The Welsh Blood Service presented Howard, a funeral arranger at AG Adams and Sons Funeral Directors, with a certificate and a crystal decanter to mark his achievement, something that is reached by donors "few and far between" according to a spokeswoman.
"Congratulations to Mr Provis on his wonderful achievement," the spokeswoman for the Welsh Blood Service said.
"We are so proud and grateful for the help we receive from our committed and dedicated donors. We couldn't supply our hospitals with the vital blood products they need without people like Mr Provis taking the time to help save lives in Wales. We can't say thank you enough."
Howard, a former primary school teacher, has always been committed to helping people - beginning with joining St John's Ambulance as a teenager.
He also worked as a lifeguard while in college and went on to volunteer with many, many groups across Barry and south Wales including the NHS Welsh Ambulance First Responders and the Royal Air Force Association.
Howard's blood donating began at the age of 18 when he went along with his ambulance driver father and has never looked back.
"At the time you had to be 18, and you could only give blood every six months," Howard said.
"My father gave blood twice a year for 25 years. It's just in my nature to want to give, it's in my makeup.

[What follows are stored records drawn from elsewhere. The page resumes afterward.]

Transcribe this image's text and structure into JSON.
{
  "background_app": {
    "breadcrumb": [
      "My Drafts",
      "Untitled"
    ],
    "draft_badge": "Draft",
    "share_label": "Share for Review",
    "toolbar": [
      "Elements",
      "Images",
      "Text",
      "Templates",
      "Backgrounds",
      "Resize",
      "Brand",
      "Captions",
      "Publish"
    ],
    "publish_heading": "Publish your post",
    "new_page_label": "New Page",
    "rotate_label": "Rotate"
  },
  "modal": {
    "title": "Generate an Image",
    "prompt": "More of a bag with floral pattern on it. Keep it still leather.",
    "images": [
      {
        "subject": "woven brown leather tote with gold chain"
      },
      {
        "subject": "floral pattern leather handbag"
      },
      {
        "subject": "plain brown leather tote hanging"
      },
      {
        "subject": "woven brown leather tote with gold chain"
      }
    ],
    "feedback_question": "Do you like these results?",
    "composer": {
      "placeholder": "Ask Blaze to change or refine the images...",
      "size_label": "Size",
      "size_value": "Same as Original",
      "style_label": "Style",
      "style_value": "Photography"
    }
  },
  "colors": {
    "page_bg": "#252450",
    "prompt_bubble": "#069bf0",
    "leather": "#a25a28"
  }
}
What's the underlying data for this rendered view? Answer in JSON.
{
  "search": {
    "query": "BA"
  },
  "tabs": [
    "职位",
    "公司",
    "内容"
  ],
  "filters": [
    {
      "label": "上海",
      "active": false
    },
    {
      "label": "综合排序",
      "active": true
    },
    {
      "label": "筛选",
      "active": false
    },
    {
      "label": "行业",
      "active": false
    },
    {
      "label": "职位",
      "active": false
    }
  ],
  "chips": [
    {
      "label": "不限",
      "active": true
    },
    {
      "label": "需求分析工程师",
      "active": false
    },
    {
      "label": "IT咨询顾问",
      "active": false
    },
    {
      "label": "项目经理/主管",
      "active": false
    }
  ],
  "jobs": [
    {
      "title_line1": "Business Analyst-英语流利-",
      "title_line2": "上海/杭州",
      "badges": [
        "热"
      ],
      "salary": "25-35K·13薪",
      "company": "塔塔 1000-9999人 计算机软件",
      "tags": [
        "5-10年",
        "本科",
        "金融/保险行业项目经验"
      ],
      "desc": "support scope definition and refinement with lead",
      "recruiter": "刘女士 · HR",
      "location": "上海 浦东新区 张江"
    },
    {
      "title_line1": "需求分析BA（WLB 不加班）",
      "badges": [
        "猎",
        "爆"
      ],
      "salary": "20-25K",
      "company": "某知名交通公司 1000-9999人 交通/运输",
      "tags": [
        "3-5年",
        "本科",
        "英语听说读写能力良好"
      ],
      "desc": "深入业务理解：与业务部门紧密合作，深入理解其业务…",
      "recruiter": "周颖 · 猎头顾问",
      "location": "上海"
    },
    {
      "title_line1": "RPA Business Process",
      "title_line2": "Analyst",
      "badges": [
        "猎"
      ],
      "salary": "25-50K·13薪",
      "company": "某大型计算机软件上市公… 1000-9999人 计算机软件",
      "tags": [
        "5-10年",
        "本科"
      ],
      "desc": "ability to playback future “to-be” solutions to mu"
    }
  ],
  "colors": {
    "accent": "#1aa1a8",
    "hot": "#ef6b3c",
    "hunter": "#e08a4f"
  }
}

"I just thought it was the right thing to do. To follow in my father's footsteps."
The introduction of the Apheresis donation method enabled Howard to donate once every four weeks and so that's what he did.
Howard remains motivated to donate as often as possible and he hopes to reach his 1000th donation mark in five years time.
"One of the most motivating factors is when you go in to give blood and you are told that you are matched with someone. That means that someone who is ill is desperately waiting for your blood there and then.
"To know that unit of blood will be getting supplied to someone who needs it is very motivating."